The biggest major pitfall of using testimonials in a corporate environment is when the speaker delivers them in the first person.  If the storyteller is not careful, delivering an “I” testimonial can appear to be bragging or lecturing.  No audiences appreciate a braggart, and only audience members who completely support the presenter’s views tolerate a pedantic lecture.  Corporate audiences want to be treated as thinking adults.

You may recall from an earlier posting that I am a fan of the lecture technique in storytelling when it is done well.  However, this does not apply to testimonials delivered as a lecture.  “I believe this way.  Therefore, you should believe this way, too.”  That approach makes audiences squirm.

If you are delivering an “I” testimonial, it is an excellent idea to either have good credentials in place, or have a formal introduction done by someone else before you begin your presentation.  Of the two approaches, I’ve found the credentials to be the best.

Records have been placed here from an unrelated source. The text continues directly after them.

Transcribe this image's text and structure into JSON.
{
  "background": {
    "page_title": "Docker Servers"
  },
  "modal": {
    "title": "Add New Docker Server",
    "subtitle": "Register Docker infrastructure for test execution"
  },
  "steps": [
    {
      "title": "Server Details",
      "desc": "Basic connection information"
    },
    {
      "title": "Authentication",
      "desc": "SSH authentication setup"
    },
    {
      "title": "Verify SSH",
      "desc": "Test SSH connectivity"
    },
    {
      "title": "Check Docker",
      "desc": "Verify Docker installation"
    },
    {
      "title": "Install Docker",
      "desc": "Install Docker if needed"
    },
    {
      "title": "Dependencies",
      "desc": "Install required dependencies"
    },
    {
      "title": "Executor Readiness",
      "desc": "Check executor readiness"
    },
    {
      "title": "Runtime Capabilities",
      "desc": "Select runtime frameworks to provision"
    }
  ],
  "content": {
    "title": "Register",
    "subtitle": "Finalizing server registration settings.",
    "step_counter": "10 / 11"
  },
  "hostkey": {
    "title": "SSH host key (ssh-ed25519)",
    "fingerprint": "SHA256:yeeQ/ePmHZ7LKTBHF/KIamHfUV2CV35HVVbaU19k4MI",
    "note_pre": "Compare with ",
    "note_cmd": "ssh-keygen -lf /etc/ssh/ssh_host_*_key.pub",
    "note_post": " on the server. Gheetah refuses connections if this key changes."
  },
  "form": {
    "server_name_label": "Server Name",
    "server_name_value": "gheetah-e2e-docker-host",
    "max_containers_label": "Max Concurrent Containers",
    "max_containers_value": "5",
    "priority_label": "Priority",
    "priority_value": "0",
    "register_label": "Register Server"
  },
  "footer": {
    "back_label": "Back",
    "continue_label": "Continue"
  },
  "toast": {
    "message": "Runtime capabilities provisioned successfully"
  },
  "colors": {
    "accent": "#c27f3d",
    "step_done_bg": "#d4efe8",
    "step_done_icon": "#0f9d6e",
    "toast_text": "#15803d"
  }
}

Credentials are strongest when you are well-known as an expert, or when it is generally known that you have had an experience that would arouse interest, curiosity or admiration.  When Tom Peters talks about obtaining an edge in business, his audience never thinks, “Who is he to be telling us these things?”

Similarly, when the late Neil Armstrong talked about the need to fund space exploration, no one questioned why someone who was so soft-spoken was chosen to represent the cause.  Since he was the first human to walk on the moon, his audiences assumed his viewpoint was uniquely positioned.

Introductions generally work.  If someone else has taken the time to establish your credentials for you, it is assumed that they are valid.  This can backfire, though, if you are perceived as acting “bigger than your credentials.”  Authoring a book on Abraham Lincoln does not necessarily mean that you know who the next President of the United States should be.

The safest way to use testimonials is to read or recite what someone else has written.  The emotional linkage is there, people assume that what is being said is the truth, but they do not hold the presenter accountable for what is being read.  The storyteller, in this case, is an interpreter.

So, consider the power of testimonials in your storytelling.  Again, audience connections are strongest if you have been a participant in an event that interests your audience.  If not, then using a written testimonial from someone who is of interest generates almost that same level of engagement.

Emotional involvement with effectively delivered testimonials is high, which is a great advantage when you are trying to influence others.

Thank you for reading.